■ **Excerpts from an interface dataset**
* * * * * * * * *

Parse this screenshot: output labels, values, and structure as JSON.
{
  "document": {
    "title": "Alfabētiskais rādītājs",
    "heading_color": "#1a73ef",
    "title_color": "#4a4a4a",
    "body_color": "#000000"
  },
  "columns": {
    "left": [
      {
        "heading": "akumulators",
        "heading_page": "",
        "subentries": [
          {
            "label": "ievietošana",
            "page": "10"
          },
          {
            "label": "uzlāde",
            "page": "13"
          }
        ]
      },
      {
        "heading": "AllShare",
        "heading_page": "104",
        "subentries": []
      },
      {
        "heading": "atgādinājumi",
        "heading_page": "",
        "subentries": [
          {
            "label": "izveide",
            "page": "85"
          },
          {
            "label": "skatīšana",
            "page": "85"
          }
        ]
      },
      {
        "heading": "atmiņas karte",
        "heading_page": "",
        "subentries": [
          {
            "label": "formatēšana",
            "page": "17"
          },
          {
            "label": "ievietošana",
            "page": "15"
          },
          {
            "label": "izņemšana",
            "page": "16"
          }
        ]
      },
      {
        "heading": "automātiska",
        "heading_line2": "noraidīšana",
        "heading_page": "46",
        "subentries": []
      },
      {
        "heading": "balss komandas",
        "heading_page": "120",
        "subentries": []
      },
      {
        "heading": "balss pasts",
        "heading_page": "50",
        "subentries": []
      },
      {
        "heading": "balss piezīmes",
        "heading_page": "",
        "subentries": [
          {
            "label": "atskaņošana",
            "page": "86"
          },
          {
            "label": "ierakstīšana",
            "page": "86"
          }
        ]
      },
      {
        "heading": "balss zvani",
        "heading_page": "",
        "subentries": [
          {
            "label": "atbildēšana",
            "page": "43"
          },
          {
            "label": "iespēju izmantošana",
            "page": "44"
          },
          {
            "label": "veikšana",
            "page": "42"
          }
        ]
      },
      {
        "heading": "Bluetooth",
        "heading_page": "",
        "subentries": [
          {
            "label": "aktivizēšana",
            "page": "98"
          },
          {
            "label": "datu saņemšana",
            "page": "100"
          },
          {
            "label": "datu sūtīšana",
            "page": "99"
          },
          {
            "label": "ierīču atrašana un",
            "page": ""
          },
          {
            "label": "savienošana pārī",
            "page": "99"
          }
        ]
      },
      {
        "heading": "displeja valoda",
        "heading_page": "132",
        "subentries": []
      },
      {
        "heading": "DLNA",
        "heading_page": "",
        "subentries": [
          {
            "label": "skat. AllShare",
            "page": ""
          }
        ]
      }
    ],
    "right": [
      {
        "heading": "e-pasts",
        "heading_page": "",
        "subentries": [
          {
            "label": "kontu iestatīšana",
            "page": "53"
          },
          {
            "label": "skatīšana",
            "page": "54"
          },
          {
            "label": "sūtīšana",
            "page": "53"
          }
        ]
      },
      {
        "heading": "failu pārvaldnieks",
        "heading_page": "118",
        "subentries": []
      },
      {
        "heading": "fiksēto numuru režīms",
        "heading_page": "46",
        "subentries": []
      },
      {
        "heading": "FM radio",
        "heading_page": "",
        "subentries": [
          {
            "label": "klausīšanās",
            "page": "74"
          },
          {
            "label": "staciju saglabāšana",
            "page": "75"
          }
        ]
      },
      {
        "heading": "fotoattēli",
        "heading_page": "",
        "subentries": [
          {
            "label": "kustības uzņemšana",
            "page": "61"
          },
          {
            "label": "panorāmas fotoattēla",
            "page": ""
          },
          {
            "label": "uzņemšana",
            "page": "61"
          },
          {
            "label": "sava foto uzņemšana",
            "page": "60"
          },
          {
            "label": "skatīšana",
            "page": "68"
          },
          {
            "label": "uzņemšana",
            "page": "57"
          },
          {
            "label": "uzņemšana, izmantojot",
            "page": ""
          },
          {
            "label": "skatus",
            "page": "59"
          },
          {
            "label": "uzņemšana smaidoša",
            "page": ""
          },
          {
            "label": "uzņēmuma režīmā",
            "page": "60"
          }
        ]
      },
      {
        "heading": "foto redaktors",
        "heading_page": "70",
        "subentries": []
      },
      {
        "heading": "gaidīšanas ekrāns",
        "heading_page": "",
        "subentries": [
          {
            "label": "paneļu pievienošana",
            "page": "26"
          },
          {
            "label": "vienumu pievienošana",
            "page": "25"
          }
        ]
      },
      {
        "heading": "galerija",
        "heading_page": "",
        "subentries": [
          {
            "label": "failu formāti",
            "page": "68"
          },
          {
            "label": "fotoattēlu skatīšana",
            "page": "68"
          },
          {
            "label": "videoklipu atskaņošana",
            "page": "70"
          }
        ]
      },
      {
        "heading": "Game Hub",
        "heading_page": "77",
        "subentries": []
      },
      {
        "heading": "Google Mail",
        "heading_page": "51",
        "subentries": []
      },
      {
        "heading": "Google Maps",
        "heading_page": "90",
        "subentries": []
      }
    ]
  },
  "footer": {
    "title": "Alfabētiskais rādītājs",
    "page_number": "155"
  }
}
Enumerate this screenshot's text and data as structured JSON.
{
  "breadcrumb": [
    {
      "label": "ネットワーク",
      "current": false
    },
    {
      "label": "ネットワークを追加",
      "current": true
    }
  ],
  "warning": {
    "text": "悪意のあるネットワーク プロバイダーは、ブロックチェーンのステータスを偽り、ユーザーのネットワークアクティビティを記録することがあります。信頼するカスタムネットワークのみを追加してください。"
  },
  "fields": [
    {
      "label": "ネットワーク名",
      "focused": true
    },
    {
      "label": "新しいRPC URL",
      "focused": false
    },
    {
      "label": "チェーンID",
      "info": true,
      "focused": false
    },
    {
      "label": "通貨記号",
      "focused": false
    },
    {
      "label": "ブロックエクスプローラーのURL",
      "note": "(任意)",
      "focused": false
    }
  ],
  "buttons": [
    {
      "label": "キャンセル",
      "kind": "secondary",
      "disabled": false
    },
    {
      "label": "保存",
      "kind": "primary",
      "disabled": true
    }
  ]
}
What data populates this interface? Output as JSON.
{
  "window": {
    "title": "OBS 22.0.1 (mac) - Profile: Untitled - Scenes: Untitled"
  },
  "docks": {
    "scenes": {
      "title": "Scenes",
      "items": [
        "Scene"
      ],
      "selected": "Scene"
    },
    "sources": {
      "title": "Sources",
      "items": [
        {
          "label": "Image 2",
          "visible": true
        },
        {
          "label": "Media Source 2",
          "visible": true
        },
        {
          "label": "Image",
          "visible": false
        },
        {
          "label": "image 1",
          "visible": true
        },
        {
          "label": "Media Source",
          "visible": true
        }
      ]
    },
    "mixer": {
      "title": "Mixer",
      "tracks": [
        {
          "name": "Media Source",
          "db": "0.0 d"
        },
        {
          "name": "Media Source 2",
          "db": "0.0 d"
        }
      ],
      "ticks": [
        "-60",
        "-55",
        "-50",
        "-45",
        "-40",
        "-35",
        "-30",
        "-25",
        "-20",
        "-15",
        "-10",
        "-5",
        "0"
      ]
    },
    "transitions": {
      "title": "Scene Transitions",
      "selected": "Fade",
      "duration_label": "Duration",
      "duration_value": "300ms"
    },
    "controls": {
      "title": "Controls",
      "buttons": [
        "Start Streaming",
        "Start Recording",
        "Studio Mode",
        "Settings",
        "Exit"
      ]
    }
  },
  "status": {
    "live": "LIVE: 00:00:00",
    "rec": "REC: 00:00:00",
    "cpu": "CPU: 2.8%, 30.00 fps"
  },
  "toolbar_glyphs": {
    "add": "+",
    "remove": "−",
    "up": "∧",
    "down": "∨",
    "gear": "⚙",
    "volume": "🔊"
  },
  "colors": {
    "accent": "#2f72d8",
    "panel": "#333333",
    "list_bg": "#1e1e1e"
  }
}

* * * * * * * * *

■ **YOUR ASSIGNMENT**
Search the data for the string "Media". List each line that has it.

■ **WRITTEN ANSWER**
          "label": "Media Source 2",
          "label": "Media Source",
          "name": "Media Source",
          "name": "Media Source 2",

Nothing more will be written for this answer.